Dave Fuller is a man who spends a lot of his considerable energy trying to save energy. As part of Repowering, a social enterprise that creates community-owned renewable energy projects, he is also building up community funds for local people to direct into priority projects.

We started in the borough about a year ago working with the local council and with Marie from Westway Trust slowly building up relationships with local schools and community groups. And with the help of Westway Trust we were able to run some solar panel-making workshops in the Bay 20 community centre.

The goal however was to get investment from local people and other stakeholders for a sustainable energy project in the borough as North Kensington Community Energy: “In November we launched our community share offer to raise £83k to install solar panels on two local primary schools and a community centre,” he says.

By installing the solar panels we are reducing our reliance on coal and gas-fired power stations - that means every year we are stopping 32 tonnes of Co2 being pumped into the atmosphere.

Westway Trust invested £10,000 in the first offer and is in talks with NKCE to support a similar but more ambitious project to put panels on the Westway Sports Centre.

Dave describes it as an “ethical investment” because as well as proving cheaper energy to the organisations hosting the panels, the sale of that electricity allows NKCE to pay back investors their original amount of money plus three per cent interest every year.

“But as well as creating interest,” Dave explains, “we take half the profits and we put it into a community fund. The community fund for what we have done so far is £28k. That legally has to be spent on projects within K&C and the idea is that local groups, grassroots groups, can use it as seed funding for their own projects … it is going to be controlled by people who are living in the area.”

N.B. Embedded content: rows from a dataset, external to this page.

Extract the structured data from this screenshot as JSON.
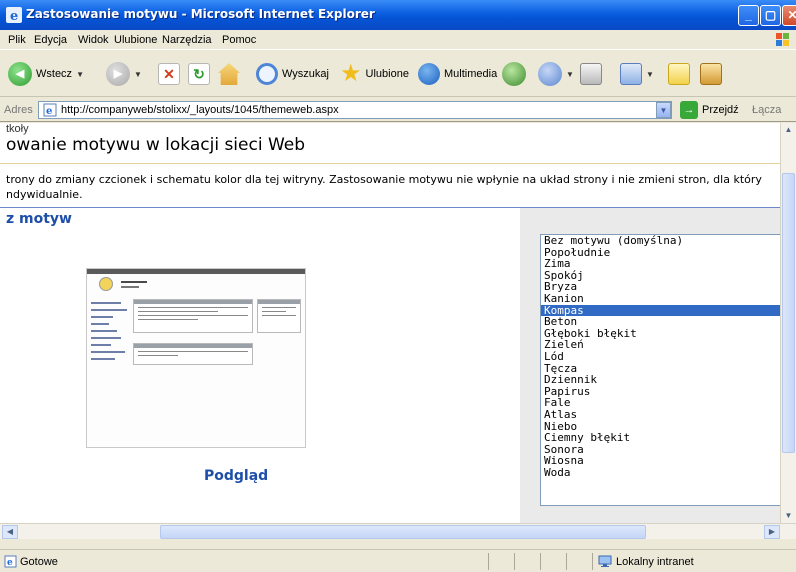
{
  "window": {
    "title": "Zastosowanie motywu - Microsoft Internet Explorer",
    "minimize": "_",
    "maximize": "▢",
    "close": "✕"
  },
  "menu": [
    "Plik",
    "Edycja",
    "Widok",
    "Ulubione",
    "Narzędzia",
    "Pomoc"
  ],
  "toolbar": {
    "back": "Wstecz",
    "search": "Wyszukaj",
    "favorites": "Ulubione",
    "media": "Multimedia"
  },
  "address": {
    "label": "Adres",
    "url": "http://companyweb/stolixx/_layouts/1045/themeweb.aspx",
    "go": "Przejdź",
    "links": "Łącza"
  },
  "page": {
    "breadcrumb": "tkoły",
    "heading": "owanie motywu w lokacji sieci Web",
    "description": "trony do zmiany czcionek i schematu kolor dla tej witryny. Zastosowanie motywu nie wpłynie na układ strony i nie zmieni stron, dla który ndywidualnie.",
    "section_title": "z motyw",
    "preview_label": "Podgląd"
  },
  "themes": {
    "selected": "Kompas",
    "options": [
      "Bez motywu (domyślna)",
      "Popołudnie",
      "Zima",
      "Spokój",
      "Bryza",
      "Kanion",
      "Kompas",
      "Beton",
      "Głęboki błękit",
      "Zieleń",
      "Lód",
      "Tęcza",
      "Dziennik",
      "Papirus",
      "Fale",
      "Atlas",
      "Niebo",
      "Ciemny błękit",
      "Sonora",
      "Wiosna",
      "Woda"
    ]
  },
  "status": {
    "text": "Gotowe",
    "zone": "Lokalny intranet"
  },
  "colors": {
    "titlebar": "#0a5ee0",
    "selection": "#316ac5",
    "section_title": "#1e4fa8"
  }
}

Dave is happy to be working again in North Kensington having spent summers on the streets as part of the Genesis mas band practising for and performing at carnival. “I was amazed at how much people talk to each other here, it doesn’t happen in other parts of London - that real sense of grassroots community is something we should cherish.”